In direct contrasts to representations of female bonding, male bonding in popular culture is presented as some sort of threat. Though it is unlikely that “Sex and the City” and “My New BFF” alone are responsible for the renewed interest in male bonding and the threat of homosexuality, and though ancient and distant cultures that include homosexuality as part of social convention may be tangential, homosexuality remains to be a common conflict in pop culture. A conflict that must be resolved and once resolved, removed to make way for the reproductive power of heterosexuality and the continuance of the human race. A conflict, that if not removed, achieves the status of ‘threat’. Conventional social relationships must adhere to the strict categories of the platonic/social, and the emotional/sexual, for the modern man. The anxiety from the threat that accompanies homosexuality is produced by the fact that such an emotional connection between men does not fit into the two aforementioned available categories. And if the characters in “I Love You Man” and “Bromance” do find happiness through intimate relationships with other men, the Pink Elephant will follow them whereever they go, until their desire brings about the end of natural heterosexual reproduction and the annihilation of the human race.
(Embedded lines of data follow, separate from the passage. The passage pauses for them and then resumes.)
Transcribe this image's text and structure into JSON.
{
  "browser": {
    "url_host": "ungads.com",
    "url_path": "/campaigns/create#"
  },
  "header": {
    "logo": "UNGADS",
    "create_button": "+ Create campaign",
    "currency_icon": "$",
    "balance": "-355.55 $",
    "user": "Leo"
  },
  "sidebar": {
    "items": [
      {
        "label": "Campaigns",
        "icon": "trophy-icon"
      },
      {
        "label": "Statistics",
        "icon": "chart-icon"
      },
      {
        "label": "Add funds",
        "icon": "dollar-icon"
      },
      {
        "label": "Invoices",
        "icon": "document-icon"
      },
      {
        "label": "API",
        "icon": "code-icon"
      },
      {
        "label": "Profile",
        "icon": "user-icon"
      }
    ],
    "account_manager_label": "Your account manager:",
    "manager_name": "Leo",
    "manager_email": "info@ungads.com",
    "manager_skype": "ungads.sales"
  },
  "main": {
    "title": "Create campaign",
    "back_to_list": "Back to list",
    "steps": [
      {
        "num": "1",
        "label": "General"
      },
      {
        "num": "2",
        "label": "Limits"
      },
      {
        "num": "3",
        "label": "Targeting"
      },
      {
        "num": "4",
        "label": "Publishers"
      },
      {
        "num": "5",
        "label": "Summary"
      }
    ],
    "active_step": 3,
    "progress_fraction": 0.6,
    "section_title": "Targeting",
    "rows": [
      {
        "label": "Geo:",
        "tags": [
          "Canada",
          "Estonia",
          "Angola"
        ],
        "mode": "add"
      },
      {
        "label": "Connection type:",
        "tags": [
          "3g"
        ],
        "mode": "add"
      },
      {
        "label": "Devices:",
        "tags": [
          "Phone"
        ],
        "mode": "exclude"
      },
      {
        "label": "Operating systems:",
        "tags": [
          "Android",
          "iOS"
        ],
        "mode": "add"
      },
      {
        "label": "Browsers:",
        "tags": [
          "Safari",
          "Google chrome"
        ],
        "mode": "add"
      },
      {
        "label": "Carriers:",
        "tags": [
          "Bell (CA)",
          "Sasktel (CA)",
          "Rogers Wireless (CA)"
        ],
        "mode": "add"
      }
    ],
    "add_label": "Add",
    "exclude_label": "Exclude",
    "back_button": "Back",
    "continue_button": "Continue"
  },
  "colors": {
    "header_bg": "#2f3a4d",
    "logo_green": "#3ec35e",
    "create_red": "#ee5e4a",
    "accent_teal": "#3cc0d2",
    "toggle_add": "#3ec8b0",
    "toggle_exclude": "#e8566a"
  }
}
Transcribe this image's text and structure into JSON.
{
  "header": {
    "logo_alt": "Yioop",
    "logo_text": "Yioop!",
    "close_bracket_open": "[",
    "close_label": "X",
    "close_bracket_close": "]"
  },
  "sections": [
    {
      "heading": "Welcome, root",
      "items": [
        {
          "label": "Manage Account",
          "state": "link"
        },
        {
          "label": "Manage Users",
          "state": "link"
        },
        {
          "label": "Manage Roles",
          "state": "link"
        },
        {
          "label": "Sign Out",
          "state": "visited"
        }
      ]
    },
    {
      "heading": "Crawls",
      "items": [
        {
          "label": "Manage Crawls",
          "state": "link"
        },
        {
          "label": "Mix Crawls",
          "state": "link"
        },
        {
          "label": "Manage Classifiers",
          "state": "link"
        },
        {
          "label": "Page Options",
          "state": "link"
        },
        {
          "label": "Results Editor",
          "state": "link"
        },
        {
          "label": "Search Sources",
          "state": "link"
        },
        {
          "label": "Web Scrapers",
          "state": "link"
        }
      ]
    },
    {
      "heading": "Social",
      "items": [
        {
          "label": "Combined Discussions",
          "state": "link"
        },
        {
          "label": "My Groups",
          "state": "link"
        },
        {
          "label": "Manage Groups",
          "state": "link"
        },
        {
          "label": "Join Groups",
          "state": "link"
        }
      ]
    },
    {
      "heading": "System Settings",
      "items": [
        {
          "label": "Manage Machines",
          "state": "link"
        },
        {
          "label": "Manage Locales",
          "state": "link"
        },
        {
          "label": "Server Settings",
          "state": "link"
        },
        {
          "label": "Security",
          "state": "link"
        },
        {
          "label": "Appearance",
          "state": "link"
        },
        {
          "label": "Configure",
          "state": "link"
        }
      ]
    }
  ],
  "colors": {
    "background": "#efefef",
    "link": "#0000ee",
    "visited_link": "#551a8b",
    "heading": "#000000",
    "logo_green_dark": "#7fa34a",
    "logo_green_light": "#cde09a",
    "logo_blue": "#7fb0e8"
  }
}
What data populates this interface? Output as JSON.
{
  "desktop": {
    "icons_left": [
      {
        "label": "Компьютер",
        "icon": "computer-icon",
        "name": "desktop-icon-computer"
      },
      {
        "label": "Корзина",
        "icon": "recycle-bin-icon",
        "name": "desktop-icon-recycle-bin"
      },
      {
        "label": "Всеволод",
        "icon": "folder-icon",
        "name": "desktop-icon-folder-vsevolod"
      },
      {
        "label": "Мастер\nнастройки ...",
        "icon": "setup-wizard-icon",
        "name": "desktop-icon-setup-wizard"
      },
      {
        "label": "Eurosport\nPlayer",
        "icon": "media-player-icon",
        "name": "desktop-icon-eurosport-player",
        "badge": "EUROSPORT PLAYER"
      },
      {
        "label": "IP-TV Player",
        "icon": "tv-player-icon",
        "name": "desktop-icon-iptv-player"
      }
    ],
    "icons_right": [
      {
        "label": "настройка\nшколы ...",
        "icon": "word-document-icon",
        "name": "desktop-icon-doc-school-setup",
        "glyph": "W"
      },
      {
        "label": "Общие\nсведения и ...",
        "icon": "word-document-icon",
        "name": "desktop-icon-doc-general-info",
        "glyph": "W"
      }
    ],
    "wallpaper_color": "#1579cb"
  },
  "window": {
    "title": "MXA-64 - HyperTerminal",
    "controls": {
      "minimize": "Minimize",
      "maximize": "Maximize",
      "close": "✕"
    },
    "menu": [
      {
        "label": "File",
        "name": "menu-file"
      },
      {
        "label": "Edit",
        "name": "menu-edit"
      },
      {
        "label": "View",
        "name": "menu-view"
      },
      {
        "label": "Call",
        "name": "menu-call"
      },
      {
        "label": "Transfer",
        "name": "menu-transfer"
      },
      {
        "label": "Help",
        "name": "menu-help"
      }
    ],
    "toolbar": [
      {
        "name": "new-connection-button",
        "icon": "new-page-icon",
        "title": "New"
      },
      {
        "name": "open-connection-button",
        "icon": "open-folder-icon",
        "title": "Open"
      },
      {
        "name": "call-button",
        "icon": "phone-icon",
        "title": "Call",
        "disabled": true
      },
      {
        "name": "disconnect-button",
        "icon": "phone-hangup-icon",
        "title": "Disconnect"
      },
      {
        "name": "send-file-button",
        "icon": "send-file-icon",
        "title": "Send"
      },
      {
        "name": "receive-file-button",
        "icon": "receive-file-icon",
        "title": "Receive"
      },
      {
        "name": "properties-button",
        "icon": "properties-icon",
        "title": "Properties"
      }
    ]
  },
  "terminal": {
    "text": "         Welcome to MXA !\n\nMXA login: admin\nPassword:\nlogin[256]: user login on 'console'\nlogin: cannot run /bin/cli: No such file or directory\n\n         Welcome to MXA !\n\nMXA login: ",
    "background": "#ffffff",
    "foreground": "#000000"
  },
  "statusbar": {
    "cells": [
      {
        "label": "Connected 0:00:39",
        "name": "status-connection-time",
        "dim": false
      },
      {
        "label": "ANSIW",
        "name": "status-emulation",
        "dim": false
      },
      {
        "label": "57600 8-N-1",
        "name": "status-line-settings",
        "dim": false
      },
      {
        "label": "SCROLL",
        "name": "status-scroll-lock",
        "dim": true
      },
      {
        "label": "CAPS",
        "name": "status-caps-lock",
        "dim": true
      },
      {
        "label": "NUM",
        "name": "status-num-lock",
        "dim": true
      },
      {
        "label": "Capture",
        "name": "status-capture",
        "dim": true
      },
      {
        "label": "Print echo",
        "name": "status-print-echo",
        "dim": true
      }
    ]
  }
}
I need to speak to you
but you are far away.
Online I am Everywhere
and we are close again.